Both Sides Now

“I’ve looked at clouds from both sides now, from up and down and still somehow, it’s clouds illusions I recall … I really don’t know clouds at all.”—Joni Mitchell/Judy Collins

Clouds have always been a metaphor.

On the one hand, we have people—entire populations—scratching the earth and cursing the “clouds” for their woe begotten perils and perishing resources. On the other, big tech companies own and reside in the clouds, as their titans fly high above them … quite literally, thanks to the likes of Sir Richard Branson and Amazon mogul Jeff Bezos.

It’s increasingly the double standard: the haves and the havents, the sick from the healthy, people and their preferred politicos, conspirators v. resisters, demagogues and/or uniters.

Call it a bipolar dichotomy, if you will, where even the bad guys (i.e., ransomware attackers) are considered Robin Hoods by some, stealing from big business and the powers that be, shutting down their usury.

But it’s more than that …

How can some people have such unquantifiable riches that they take joy rides with clouds, while others—entire countries, in fact—are victims of deadly forces beyond their control?

Some blame it on Covid, which helped the rich get far richer and the poor even more destitute. The virus has strangled us all—economically, physiologically, politically, socially, morally, and even spiritually. We’re tired and anxious, because of all the ever-lasting limitations.

Turn on the news, any channel, and we’re besieged by chaos in different places: Haiti, Hong Kong, Taiwan, Lebanon, Ethiopia, Afghanistan, South Africa, Brazil, Colombia, Cuba, Turkey, Nicaragua, India. And the list goes on …

… including higher prices and inflation, making an unwelcome comeback, as we dig deeper to pay for our lives.

Consider the scapegoating, the unprecedented violence in cities and towns everywhere around the globe.

Unprecedented.

How often that word is now used: A condominium building in Florida collapses, while another in Hamas-occupied Israel is deliberately obliterated. Flash flooding in New York and London put these cities under water, while more hurricanes approach, ever stronger and more furious. Record high temperatures, hitherto unthinkable, are being reached in the most moderate climates … with unquenchable flames igniting hell fires and damnation.

Plagues: Water turning on the blood of droughts, flies, livestock pestilence, boils, hail, locusts, darkness, and the killing of firstborn children. The question of whether Bible stories can be linked to archaeological discoveries has long fascinated scholars.

Symbolic of the universe’s moral law, the preacher in me believes that the ancient plagues represent the Almighty’s expression of justice, as well as judgments upon those who refuse to repent of their evil, self-serving ways.

According to the New York Times, Republicans in more than a dozen states are seeking to limit ballot access and increase partisan control of elections. GOP legislators want to make it more difficult for people to vote, paradoxically leaving Democrats to object and flee—impeding a vote (without a quorum).
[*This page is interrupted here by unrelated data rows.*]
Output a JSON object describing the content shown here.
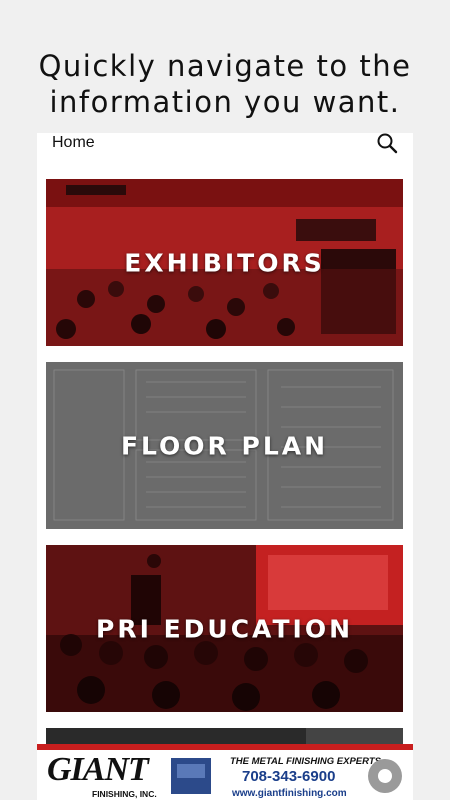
{
  "headline": {
    "line1": "Quickly navigate to the",
    "line2": "information you want."
  },
  "appbar": {
    "title": "Home",
    "search_icon": "search-icon"
  },
  "tiles": [
    {
      "label": "EXHIBITORS",
      "image": "trade-show-crowd-photo",
      "tint": "#c41e1e"
    },
    {
      "label": "FLOOR PLAN",
      "image": "floor-plan-map",
      "tint": "#5e5e5e"
    },
    {
      "label": "PRI EDUCATION",
      "image": "seminar-audience-photo",
      "tint": "#b01a1a"
    },
    {
      "label": "",
      "image": "partial-tile-photo",
      "tint": "#2a2a2a"
    }
  ],
  "ad": {
    "brand": "GIANT",
    "brand_sub": "FINISHING, INC.",
    "tagline": "THE METAL FINISHING EXPERTS",
    "phone": "708-343-6900",
    "website": "www.giantfinishing.com",
    "accent": "#c81e1e",
    "text_blue": "#1a3e8a"
  }
}
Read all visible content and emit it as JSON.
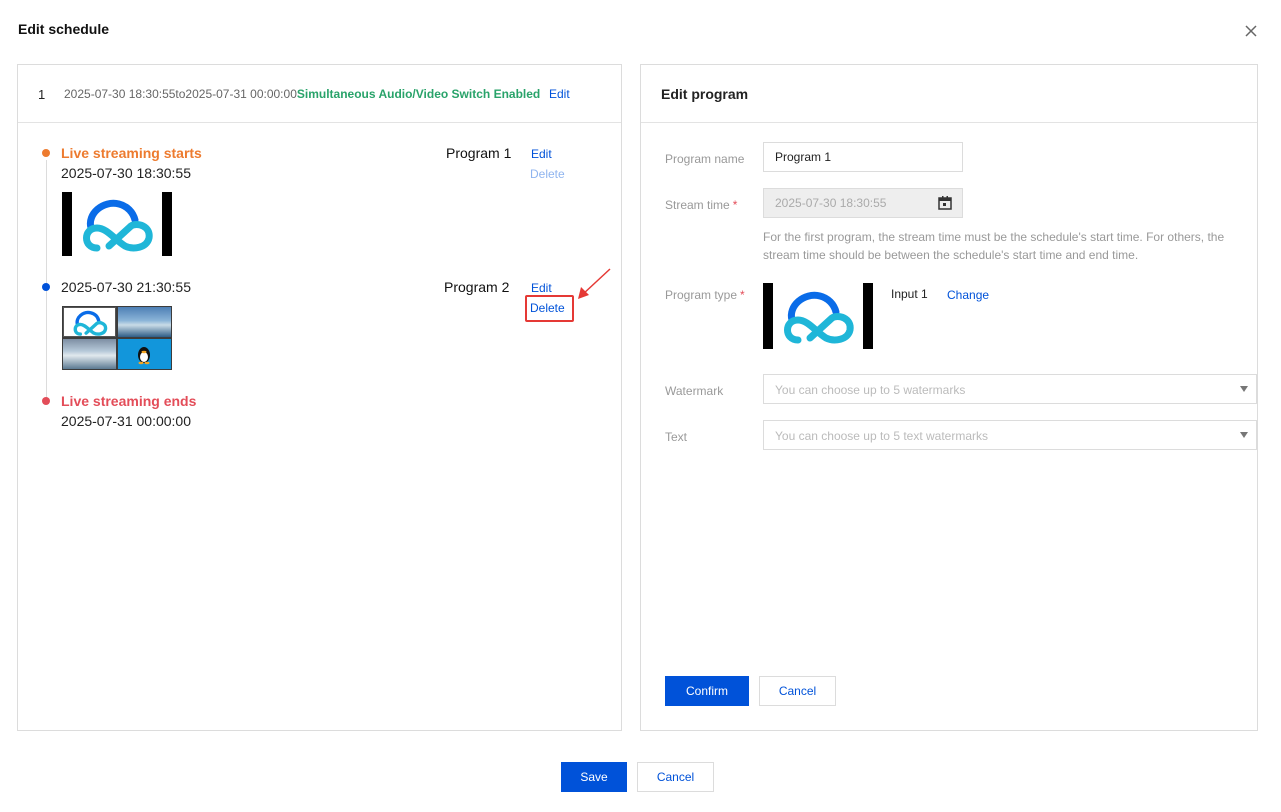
{
  "dialog": {
    "title": "Edit schedule",
    "close_icon": "close-icon"
  },
  "schedule": {
    "index": "1",
    "range": "2025-07-30 18:30:55to2025-07-31 00:00:00",
    "switch_status": "Simultaneous Audio/Video Switch Enabled",
    "edit_label": "Edit"
  },
  "timeline": {
    "start": {
      "title": "Live streaming starts",
      "time": "2025-07-30 18:30:55"
    },
    "second": {
      "time": "2025-07-30 21:30:55"
    },
    "end": {
      "title": "Live streaming ends",
      "time": "2025-07-31 00:00:00"
    }
  },
  "programs": [
    {
      "name": "Program 1",
      "edit_label": "Edit",
      "delete_label": "Delete",
      "delete_disabled": true
    },
    {
      "name": "Program 2",
      "edit_label": "Edit",
      "delete_label": "Delete",
      "delete_disabled": false
    }
  ],
  "edit_program": {
    "title": "Edit program",
    "name_label": "Program name",
    "name_value": "Program 1",
    "stream_time_label": "Stream time",
    "stream_time_value": "2025-07-30 18:30:55",
    "required_mark": "*",
    "hint": "For the first program, the stream time must be the schedule's start time. For others, the stream time should be between the schedule's start time and end time.",
    "type_label": "Program type",
    "input_label": "Input 1",
    "change_label": "Change",
    "watermark_label": "Watermark",
    "watermark_placeholder": "You can choose up to 5 watermarks",
    "text_label": "Text",
    "text_placeholder": "You can choose up to 5 text watermarks",
    "confirm_label": "Confirm",
    "cancel_label": "Cancel"
  },
  "footer": {
    "save_label": "Save",
    "cancel_label": "Cancel"
  },
  "colors": {
    "primary": "#0052d9",
    "start": "#ed7b2f",
    "end": "#e34d59",
    "enabled": "#29a36a",
    "highlight": "#e53935"
  }
}
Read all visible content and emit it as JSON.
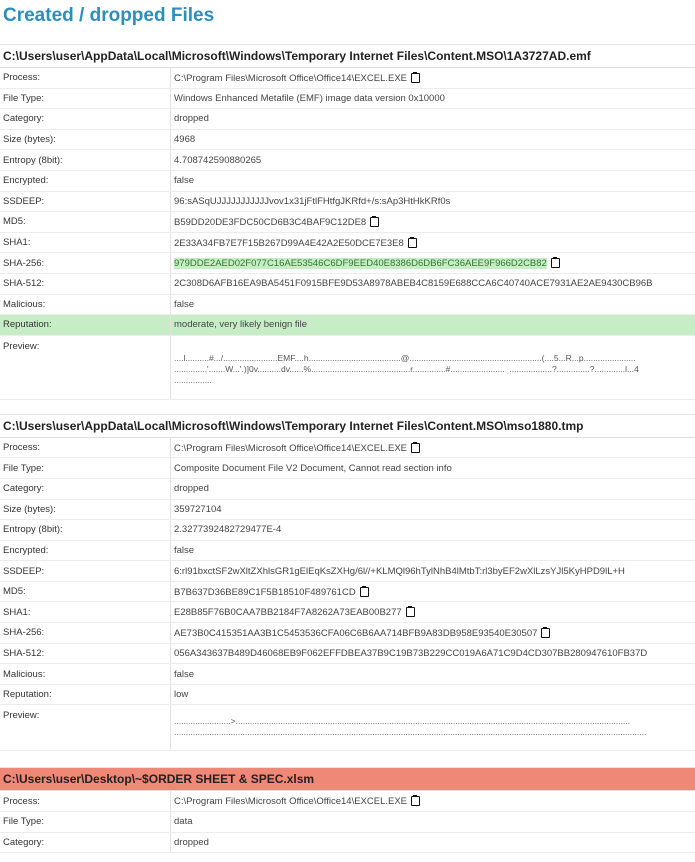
{
  "page_title": "Created / dropped Files",
  "labels": {
    "process": "Process:",
    "file_type": "File Type:",
    "category": "Category:",
    "size": "Size (bytes):",
    "entropy": "Entropy (8bit):",
    "encrypted": "Encrypted:",
    "ssdeep": "SSDEEP:",
    "md5": "MD5:",
    "sha1": "SHA1:",
    "sha256": "SHA-256:",
    "sha512": "SHA-512:",
    "malicious": "Malicious:",
    "reputation": "Reputation:",
    "preview": "Preview:"
  },
  "files": [
    {
      "path": "C:\\Users\\user\\AppData\\Local\\Microsoft\\Windows\\Temporary Internet Files\\Content.MSO\\1A3727AD.emf",
      "process": "C:\\Program Files\\Microsoft Office\\Office14\\EXCEL.EXE",
      "file_type": "Windows Enhanced Metafile (EMF) image data version 0x10000",
      "category": "dropped",
      "size": "4968",
      "entropy": "4.70874259088026​5",
      "encrypted": "false",
      "ssdeep": "96:sASqUJJJJJJJJJJJvov1x31jFtlFHtfgJKRfd+/s:sAp3HtHkKRf0s",
      "md5": "B59DD20DE3FDC50CD6B3C4BAF9C12DE8",
      "sha1": "2E33A34FB7E7F15B267D99A4E42A2E50DCE7E3E8",
      "sha256": "979DDE2AED02F077C16AE53546C6DF9EED40E8386D6DB6FC36AEE9F966D2CB82",
      "sha512": "2C308D6AFB16EA9BA5451F0915BFE9D53A8978ABEB4C8159E688CCA6C40740ACE7931AE2AE9430CB96B",
      "malicious": "false",
      "reputation": "moderate, very likely benign file",
      "preview": "....l..........#.../.......................EMF....h.......................................@........................................................(....5...R...p......................\n..............'.......W...'.)]0v..........dv......%..........................................r..............#.......................  ..................?..............?.............l...4\n................"
    },
    {
      "path": "C:\\Users\\user\\AppData\\Local\\Microsoft\\Windows\\Temporary Internet Files\\Content.MSO\\mso1880.tmp",
      "process": "C:\\Program Files\\Microsoft Office\\Office14\\EXCEL.EXE",
      "file_type": "Composite Document File V2 Document, Cannot read section info",
      "category": "dropped",
      "size": "359727104",
      "entropy": "2.3277392482729477E-4",
      "encrypted": "false",
      "ssdeep": "6:rl91bxctSF2wXltZXhlsGR1gElEqKsZXHg/6l//+KLMQl96hTylNhB4lMtbT:rl3byEF2wXlLzsYJl5KyHPD9lL+H",
      "md5": "B7B637D36BE89C1F5B18510F489761CD",
      "sha1": "E28B85F76B0CAA7BB2184F7A8262A73EAB00B277",
      "sha256": "AE73B0C415351AA3B1C5453536CFA06C6B6AA714BFB9A83DB958E93540E30507",
      "sha512": "056A343637B489D46068EB9F062EFFDBEA37B9C19B73B229CC019A6A71C9D4CD307BB280947610FB37D",
      "malicious": "false",
      "reputation": "low",
      "preview": "........................>.......................................................................................................................................................................\n........................................................................................................................................................................................................"
    },
    {
      "path": "C:\\Users\\user\\Desktop\\~$ORDER SHEET & SPEC.xlsm",
      "process": "C:\\Program Files\\Microsoft Office\\Office14\\EXCEL.EXE",
      "file_type": "data",
      "category": "dropped"
    }
  ]
}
Will partisan politics and the puerile need for power ever be replaced by an emphasis on the greater good? Or, are we to be the epitome of Darwin’s survival of the fittest?

Can we truly have both sides now—maybe more?

Or will clouds get in our way?